'Edge of Eternity' gets a lot of mileage out of its English DTS-HD MA 1.0 mono audio track. Dialogue is presented cleanly and clearly without any distortion or interference. Sound effects also come through with a nice natural presence featuring the right amount of echo and spacing one would expect to hear at a desert location such as this. The score by Daniele Amfitheatrof is nicely layered into the mix without overpowering the proceedings until the big action moments where it packs a hell of a punch. Imaging is fairly restrained, even when the action picks up the audio is still a very front/center sort of affair as the film plays things more conversationally saving the bulk of the action for the big climax. Levels are set just right so once you have it at a comfortable volume, you should be good to go.
Audio Commentary: Film Historians Nick Redman and C. Courtney Joyner provide a solid commentary track highlighting the film's production bits and bobs but also discussing Siegel's impressive career.

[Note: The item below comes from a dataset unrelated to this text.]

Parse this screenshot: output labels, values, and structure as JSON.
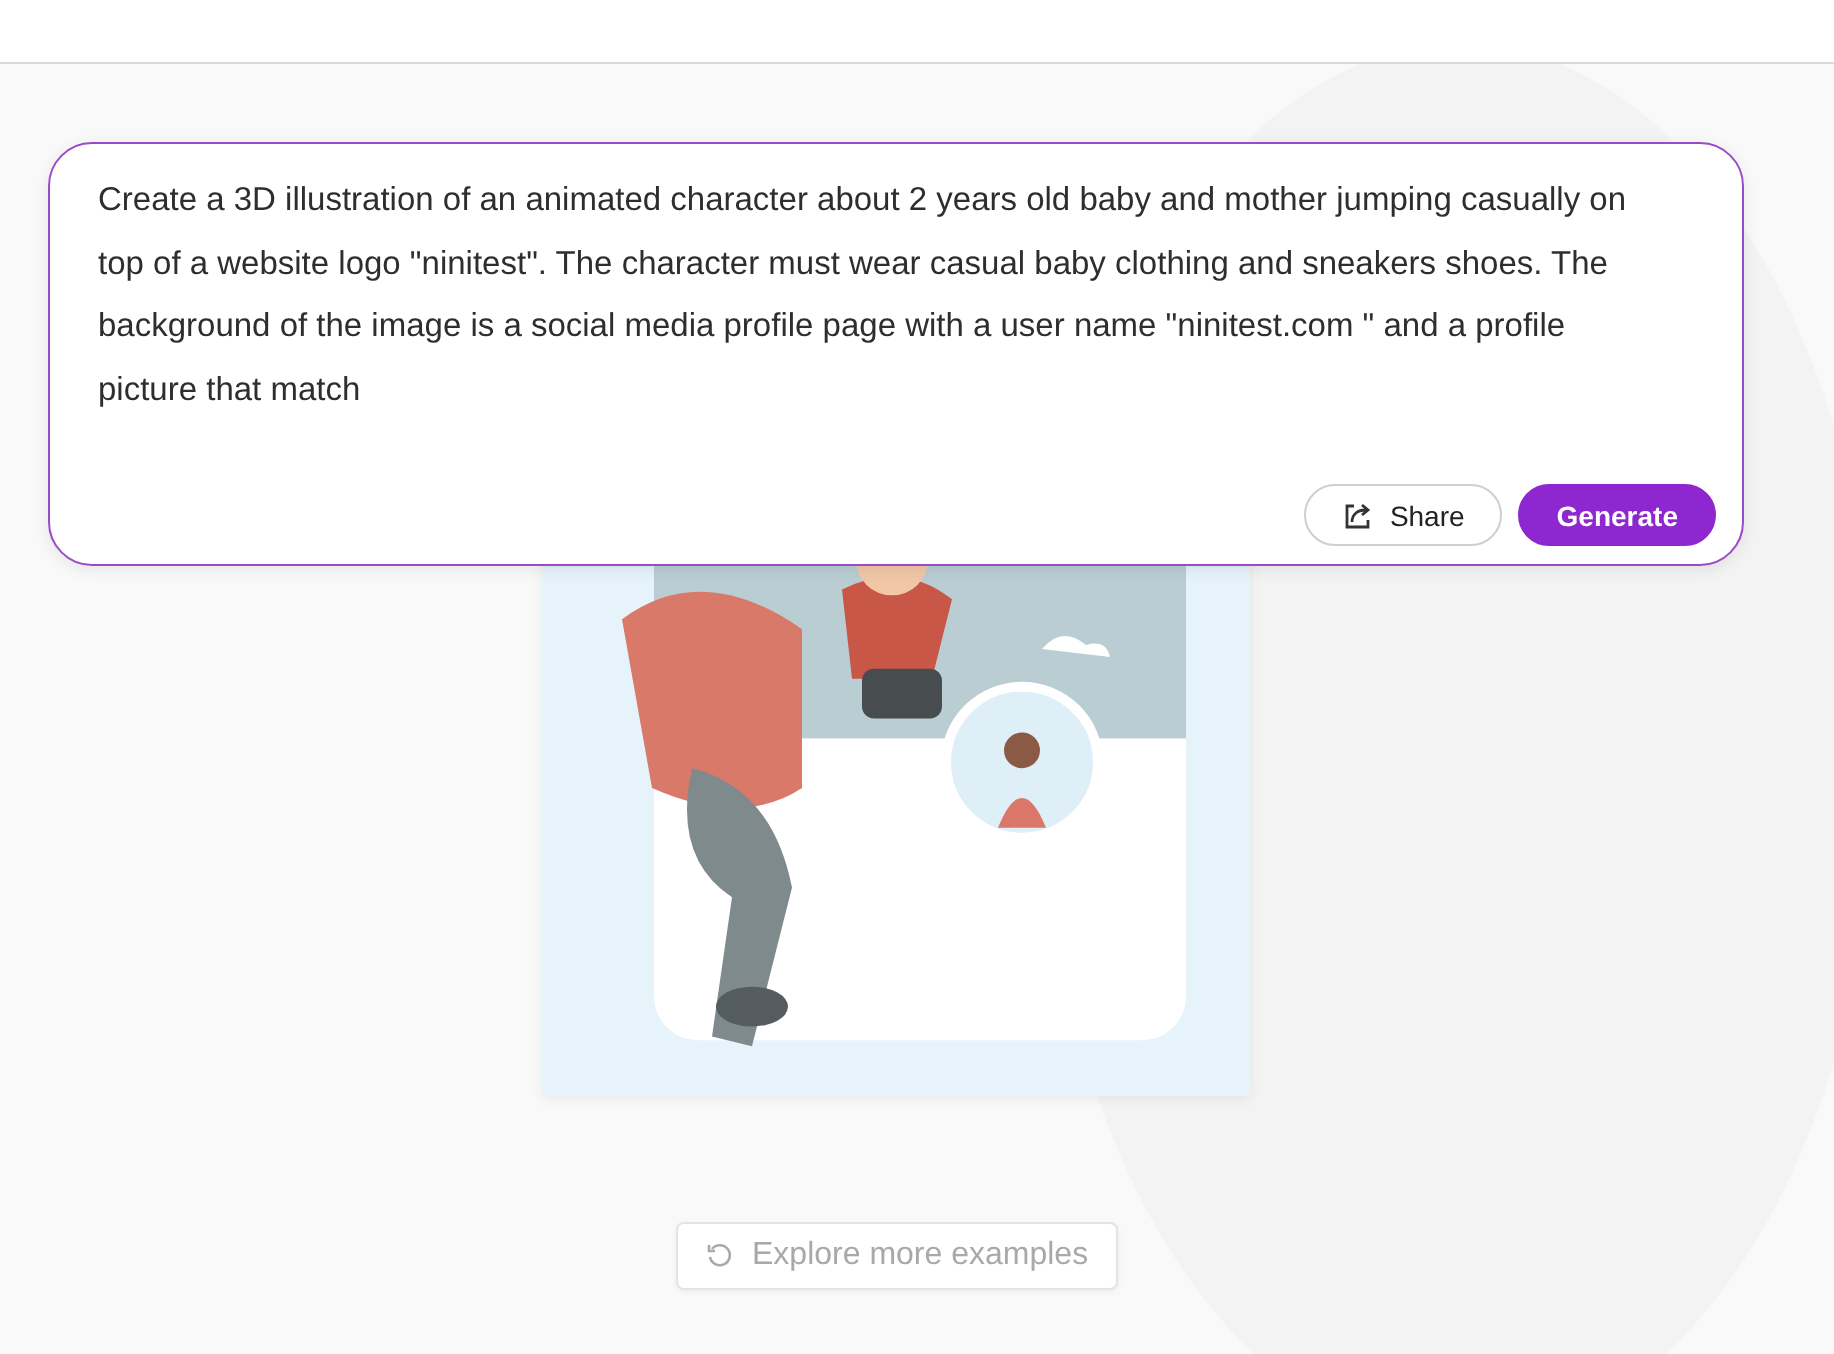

It's nice to see a movie that didn't overstuff the goose. 'Edge of Eternity' may be tight, lean, and mean without a lot of complexities, but in the hands of director Don Siegel, the flick is an exciting winner. Twilight Time has done a great job bringing this film to Blu-ray sporting a terrific A/V presentation. Bonus features may be slim, but the commentary by Redman and Joyner is top notch and there's nothing quite like listening to an isolated score track. Don Siegel devotees will absolutely want to add this one to the collection. Newcomers should get a lot of enjoyment out of it. Recommended.